Have you ever considered a stint in the bush? Regional and rural areas are regularly seeking people for positions, sometimes for a shorter-term stint. You’ve probably seen such roles but likely have just let the opportunity slip by.
But consider this: a government study found the following factors as to why people choose to live in rural/regional locations rather than a large metropolitan/coastal city:
- More career development and advancement, as often opportunities were presented that would not be as readily available to people in large metropolitan centres.
- A greater ability to gain deeper knowledge and experience in a chosen field, as well as greater scope for career progression
- The friendliness of a country town, where people are more welcoming, provides a real sense of community and the lifestyle people seek.
- Regional areas enjoy similar facilities to metropolitan. “Everything you need is here without the commute.”
- The richer family life: good schooling; sports facilities; cultural facilities; a vibrant range of activities.
- A better work/life balance. Working in regional and rural means there is more time for family and to enjoy life in general.
- Rural areas offer more friendly, welcoming communities and a relaxed way of life: people are helpful; neighbours are friends; most people are involved in their communities.
- For people employed on a state or national salary scale, working in rural areas, with a lower cost of living, provides a financial benefit.
- There is no long, daily commute, with all the associated costs, time and hassle.

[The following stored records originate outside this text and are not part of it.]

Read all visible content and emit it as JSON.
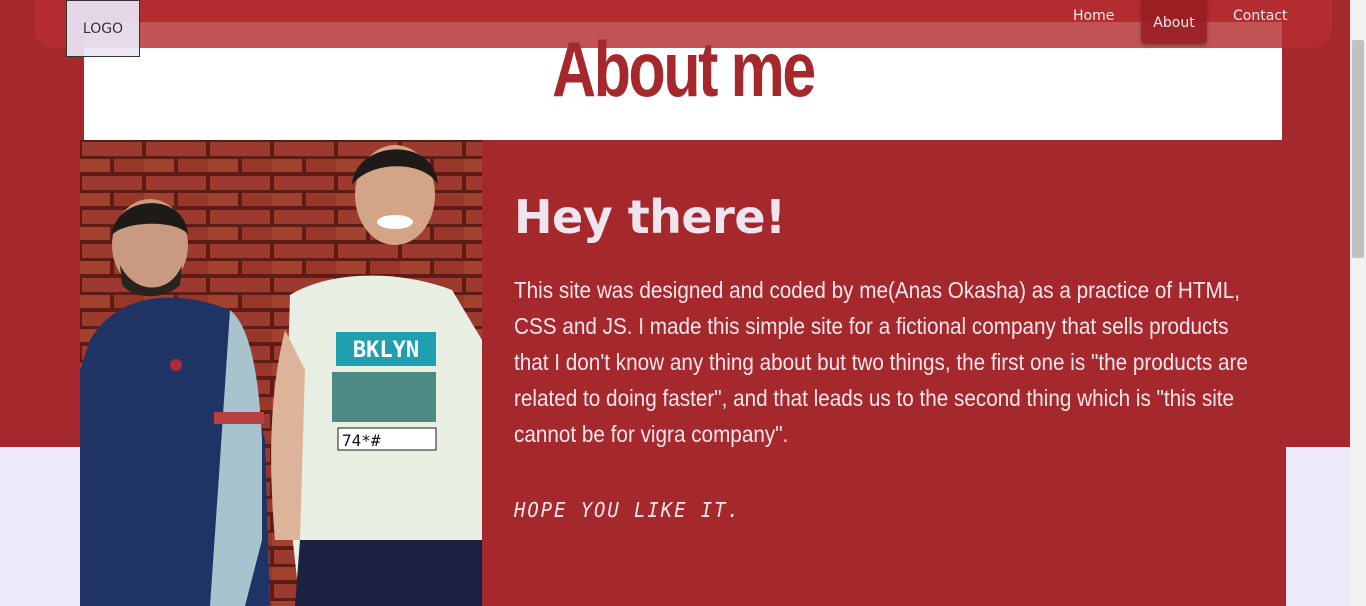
{
  "logo": {
    "text": "LOGO"
  },
  "nav": {
    "items": [
      {
        "label": "Home"
      },
      {
        "label": "About"
      },
      {
        "label": "Contact"
      }
    ],
    "active": "About"
  },
  "header": {
    "title": "About me"
  },
  "about": {
    "greeting": "Hey there!",
    "paragraph": "This site was designed and coded by me(Anas Okasha) as a practice of HTML, CSS and JS. I made this simple site for a fictional company that sells products that I don't know any thing about but two things, the first one is \"the products are related to doing faster\", and that leads us to the second thing which is \"this site cannot be for vigra company\".",
    "sign_off": "HOPE YOU LIKE IT.",
    "photo_shirt_text": "BKLYN",
    "photo_shirt_subtext": "74*#"
  },
  "colors": {
    "brand_red": "#a4282c",
    "nav_red": "#b32d30",
    "background": "#eceaf8",
    "text_light": "#f4e6ea"
  }
}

- Housing is so much more affordable: whether buying or renting, people are much better off without the enormous mortgage.
- Entertainment is cheaper.
If you are from a metropolitan/coastal city, there are three key aspects for you to explore and consider:
- How would your financial position alter if you accepted a senior role in a rural area where:
- Your income was maintain or increased, but costs of living went down;
- You retained your current home/property, but rented it out to assist with the mortgage; and rented a home in a rural area (Consider speaking to your accountant.)
- How will your home life benefit by experiencing the sense of community rural living provides?
- How will your career thrive because of the leadership experiences a senior appointment would provide?
There is an interesting article in the Sydney Morning Herald today (click here to access) which explores such a move. The downsides of a move were seen as being the typical drop in salary; and the cost of buying again in a metropolitan area if later you decided to return – neither of which applies to an education or community sector person who retains and rents their city home and rents for a stint in the bush.
Next time you see such a position advertised, perhaps you should more carefully consider the opportunity?
See also an article about where to head bush for a family home on a huge block for $400,000